Groundwork Elizabeth along with our governmental partners works collaboratively with the private sector, faith-based organizations, community-based organizations, local educators and the community at large to undertake various projects that will result in better access to healthy foods, strategies to build sustainable agricultural systems, development of green-career opportunities, and quality of life improvements in socially and economically-challenged areas of the City of Elizabeth, the Township of Union, and other areas throughout the County of Union.
The More P.E.A.S. initiative promotes the three core tenets of permaculture, to care for the earth (stewardship), to care for people (social and cultural revitalization), and the return of surplus (reinvestment and recycling).

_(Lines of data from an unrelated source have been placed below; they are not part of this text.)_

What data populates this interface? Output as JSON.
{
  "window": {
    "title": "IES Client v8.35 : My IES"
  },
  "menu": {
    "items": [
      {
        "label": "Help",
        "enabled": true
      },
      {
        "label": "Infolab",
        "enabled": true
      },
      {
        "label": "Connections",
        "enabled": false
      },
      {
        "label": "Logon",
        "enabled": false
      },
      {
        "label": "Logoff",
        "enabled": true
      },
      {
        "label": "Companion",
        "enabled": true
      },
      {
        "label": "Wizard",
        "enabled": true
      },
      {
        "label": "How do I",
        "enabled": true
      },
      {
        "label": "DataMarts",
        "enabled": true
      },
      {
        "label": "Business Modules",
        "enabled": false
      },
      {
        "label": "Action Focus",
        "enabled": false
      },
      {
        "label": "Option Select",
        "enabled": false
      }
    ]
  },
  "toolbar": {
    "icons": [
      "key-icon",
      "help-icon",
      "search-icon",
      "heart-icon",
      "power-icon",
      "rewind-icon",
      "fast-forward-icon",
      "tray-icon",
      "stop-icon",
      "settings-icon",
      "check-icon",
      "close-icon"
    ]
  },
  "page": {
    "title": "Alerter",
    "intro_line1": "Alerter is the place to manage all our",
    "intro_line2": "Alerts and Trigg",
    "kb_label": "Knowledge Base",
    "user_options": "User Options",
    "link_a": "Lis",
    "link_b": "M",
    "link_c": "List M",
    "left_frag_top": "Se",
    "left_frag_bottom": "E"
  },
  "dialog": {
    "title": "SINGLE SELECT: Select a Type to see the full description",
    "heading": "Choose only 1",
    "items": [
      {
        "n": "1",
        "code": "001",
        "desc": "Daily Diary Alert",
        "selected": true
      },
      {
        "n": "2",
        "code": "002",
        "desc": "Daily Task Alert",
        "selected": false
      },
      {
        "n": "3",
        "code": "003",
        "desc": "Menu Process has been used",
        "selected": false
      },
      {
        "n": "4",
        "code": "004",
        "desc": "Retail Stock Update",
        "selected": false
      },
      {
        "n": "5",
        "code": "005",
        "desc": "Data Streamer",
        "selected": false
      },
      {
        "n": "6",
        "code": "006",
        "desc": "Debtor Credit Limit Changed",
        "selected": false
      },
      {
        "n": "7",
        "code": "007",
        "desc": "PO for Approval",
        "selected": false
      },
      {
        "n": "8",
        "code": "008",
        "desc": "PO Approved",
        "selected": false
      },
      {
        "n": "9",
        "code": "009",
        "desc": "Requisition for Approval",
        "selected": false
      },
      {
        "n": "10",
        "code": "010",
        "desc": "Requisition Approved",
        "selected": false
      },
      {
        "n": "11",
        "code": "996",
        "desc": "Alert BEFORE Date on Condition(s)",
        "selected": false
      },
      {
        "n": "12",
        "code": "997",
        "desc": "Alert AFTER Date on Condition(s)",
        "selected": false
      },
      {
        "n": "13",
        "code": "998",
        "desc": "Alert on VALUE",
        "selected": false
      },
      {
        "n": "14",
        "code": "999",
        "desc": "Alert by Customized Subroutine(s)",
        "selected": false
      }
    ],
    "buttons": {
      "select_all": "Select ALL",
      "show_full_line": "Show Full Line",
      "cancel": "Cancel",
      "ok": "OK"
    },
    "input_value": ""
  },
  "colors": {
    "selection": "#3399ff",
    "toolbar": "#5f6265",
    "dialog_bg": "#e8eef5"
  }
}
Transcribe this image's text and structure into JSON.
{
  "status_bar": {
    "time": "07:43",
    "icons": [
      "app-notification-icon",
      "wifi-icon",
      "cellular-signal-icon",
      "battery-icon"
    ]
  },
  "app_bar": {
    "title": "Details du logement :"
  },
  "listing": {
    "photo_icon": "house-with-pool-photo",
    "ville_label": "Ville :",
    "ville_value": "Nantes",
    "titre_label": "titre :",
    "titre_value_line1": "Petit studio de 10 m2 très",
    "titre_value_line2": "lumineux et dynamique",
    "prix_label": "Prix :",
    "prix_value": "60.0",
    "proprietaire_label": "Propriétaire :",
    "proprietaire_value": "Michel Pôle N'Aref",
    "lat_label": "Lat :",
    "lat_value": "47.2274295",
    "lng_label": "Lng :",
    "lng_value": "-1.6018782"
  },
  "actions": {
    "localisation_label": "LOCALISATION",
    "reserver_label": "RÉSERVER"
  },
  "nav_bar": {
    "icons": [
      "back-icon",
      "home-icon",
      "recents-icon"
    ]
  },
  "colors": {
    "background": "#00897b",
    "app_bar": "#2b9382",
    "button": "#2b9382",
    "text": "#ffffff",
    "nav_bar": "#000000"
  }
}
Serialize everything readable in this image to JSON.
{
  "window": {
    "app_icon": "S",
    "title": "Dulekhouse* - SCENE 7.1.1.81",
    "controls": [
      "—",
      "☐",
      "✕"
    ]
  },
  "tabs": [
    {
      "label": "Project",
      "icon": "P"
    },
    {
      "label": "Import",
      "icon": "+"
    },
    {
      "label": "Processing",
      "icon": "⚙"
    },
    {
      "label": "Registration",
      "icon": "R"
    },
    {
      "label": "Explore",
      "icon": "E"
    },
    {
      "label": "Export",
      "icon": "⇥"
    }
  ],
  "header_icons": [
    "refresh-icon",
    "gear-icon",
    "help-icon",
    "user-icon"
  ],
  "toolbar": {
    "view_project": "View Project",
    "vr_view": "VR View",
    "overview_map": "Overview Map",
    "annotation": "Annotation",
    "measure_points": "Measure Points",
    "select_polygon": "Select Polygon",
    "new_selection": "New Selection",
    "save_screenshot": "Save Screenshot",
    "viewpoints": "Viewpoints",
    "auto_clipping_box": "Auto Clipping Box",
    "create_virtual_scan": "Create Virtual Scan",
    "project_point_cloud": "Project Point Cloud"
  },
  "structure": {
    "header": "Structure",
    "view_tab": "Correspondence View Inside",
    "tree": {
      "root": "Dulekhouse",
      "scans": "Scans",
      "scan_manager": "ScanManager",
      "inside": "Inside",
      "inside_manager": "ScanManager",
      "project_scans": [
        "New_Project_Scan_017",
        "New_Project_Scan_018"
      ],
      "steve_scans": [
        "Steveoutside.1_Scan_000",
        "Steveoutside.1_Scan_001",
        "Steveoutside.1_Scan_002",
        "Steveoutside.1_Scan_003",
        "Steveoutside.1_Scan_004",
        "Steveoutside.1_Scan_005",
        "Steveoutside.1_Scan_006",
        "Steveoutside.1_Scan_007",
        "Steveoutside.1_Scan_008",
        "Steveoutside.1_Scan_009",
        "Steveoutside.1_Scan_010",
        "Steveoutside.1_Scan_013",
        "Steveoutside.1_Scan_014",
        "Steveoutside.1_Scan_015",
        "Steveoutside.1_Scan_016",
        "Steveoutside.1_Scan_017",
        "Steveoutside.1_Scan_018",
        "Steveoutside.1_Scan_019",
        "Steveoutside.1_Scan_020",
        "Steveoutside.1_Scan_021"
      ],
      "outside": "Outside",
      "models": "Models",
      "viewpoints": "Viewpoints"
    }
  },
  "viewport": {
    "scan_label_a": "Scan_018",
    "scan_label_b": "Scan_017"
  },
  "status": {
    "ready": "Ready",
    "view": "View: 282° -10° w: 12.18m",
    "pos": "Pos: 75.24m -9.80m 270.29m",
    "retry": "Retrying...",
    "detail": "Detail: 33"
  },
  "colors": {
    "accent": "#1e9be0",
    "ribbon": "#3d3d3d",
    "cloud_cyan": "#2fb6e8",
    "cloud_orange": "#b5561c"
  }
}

NJ Tree Foundation provides basic tree care information to all tree recipients, all these partners were invited to join in learning more extensively about tree care, maintenance, and more at our annual TreeKeepers workshops. NJ Tree Foundation planted 73 trees in the City of Newark with the help of 114 volunteers. Most of these trees were planted at schools in the Ironbound community. The trees provide environmental and community social and mental benefits, such as, the reduction of stormwater flooding and air filtration.
The Bee Ready Program is a year-round program that provides young at-risk youth with exposure to a nontraditional career, addressing life skills deficiencies (e.g., time management, financial literacy, peer pressure and community service) and academic remediation (study and test taking skills), and the opportunity to develop college and career plans. benefits, such as, the reduction of stormwater flooding and air filtration.
This project was piloted in Irvington Township to ensure that residents, especially children, are aware of the importance of flushing the tap water system out before using after long periods of idleness. To accomplish this the Water Working Group developed a door tag containing lead in drinking water facts, and precautionary measures and strategies to reduce potential exposure. Ultimately, EJAC wishes to replicate this pilot program in every Environmental Justice community in the State.